(INPUT RECORDS)
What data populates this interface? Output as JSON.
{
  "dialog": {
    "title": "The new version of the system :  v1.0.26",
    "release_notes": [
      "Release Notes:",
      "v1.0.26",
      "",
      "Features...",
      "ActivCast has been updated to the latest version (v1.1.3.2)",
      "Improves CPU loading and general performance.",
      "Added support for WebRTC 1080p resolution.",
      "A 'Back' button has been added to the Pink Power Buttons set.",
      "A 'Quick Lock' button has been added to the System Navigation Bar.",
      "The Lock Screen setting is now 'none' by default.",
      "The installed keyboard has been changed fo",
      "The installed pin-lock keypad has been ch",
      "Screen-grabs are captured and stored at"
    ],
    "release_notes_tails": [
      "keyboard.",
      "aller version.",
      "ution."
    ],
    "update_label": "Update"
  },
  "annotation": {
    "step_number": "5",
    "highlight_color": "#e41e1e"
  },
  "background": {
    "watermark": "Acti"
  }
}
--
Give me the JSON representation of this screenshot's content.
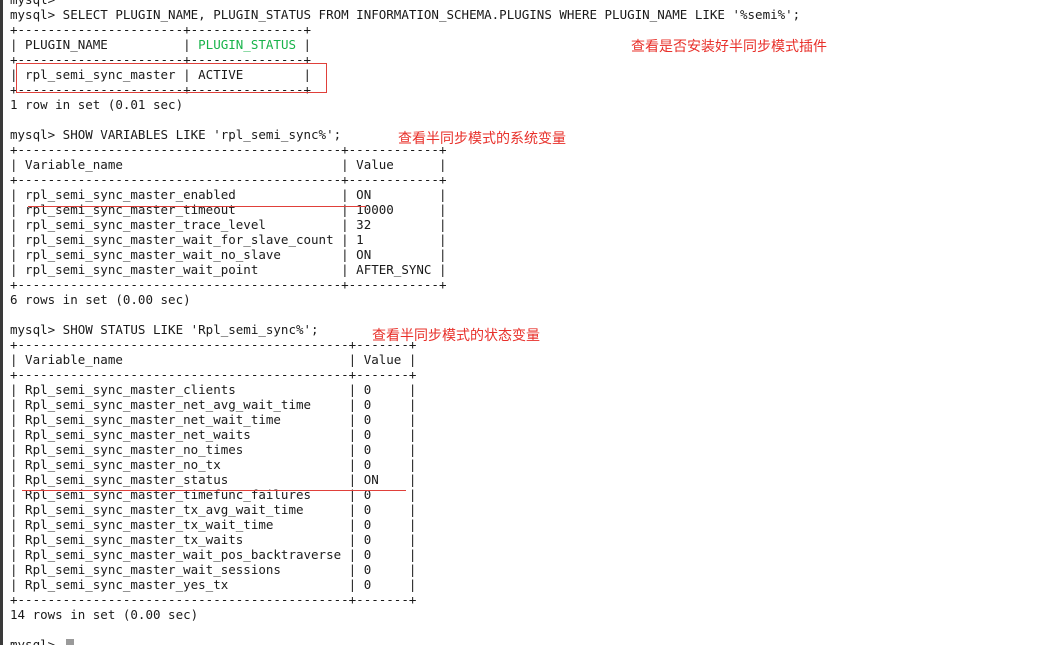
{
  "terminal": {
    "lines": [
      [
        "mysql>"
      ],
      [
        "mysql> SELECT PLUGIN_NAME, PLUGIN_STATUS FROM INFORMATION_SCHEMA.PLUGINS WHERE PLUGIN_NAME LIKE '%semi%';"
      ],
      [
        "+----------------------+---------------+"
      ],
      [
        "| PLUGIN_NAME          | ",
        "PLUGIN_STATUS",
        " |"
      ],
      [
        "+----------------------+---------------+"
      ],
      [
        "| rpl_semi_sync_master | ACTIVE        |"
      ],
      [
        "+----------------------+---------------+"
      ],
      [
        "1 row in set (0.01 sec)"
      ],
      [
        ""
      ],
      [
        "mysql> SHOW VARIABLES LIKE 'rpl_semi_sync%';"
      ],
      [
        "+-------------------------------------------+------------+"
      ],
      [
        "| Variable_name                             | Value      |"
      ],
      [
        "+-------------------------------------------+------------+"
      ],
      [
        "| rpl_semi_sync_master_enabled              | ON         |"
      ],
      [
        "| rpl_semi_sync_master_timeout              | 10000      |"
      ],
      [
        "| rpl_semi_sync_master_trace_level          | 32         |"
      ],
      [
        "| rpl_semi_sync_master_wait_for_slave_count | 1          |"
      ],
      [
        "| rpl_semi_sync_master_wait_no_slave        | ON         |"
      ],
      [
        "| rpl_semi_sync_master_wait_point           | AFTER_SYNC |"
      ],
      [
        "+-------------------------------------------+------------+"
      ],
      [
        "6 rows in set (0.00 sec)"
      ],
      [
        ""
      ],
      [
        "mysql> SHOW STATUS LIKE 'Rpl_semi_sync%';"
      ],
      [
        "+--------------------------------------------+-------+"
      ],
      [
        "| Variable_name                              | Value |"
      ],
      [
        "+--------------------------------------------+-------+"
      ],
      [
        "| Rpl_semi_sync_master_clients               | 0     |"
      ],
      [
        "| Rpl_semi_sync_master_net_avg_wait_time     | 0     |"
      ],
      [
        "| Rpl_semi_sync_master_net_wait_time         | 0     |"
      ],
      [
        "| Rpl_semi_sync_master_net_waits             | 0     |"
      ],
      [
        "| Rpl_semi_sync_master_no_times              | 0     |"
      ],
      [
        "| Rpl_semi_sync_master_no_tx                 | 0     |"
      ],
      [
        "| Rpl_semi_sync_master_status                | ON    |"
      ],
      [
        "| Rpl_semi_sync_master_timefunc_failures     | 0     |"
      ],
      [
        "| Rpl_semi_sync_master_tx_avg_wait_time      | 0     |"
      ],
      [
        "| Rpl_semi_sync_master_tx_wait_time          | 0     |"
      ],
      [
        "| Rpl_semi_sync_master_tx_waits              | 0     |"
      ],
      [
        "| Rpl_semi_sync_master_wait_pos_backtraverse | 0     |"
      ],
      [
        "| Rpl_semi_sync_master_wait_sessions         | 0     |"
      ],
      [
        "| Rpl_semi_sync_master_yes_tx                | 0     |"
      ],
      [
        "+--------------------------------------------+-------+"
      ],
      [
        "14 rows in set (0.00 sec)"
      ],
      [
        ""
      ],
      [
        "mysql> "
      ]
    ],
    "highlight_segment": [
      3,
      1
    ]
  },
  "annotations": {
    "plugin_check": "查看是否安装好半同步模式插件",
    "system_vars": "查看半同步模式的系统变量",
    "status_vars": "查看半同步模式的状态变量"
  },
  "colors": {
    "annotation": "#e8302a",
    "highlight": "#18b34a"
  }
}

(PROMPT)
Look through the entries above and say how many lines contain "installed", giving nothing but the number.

(WRITTEN ANSWER)
2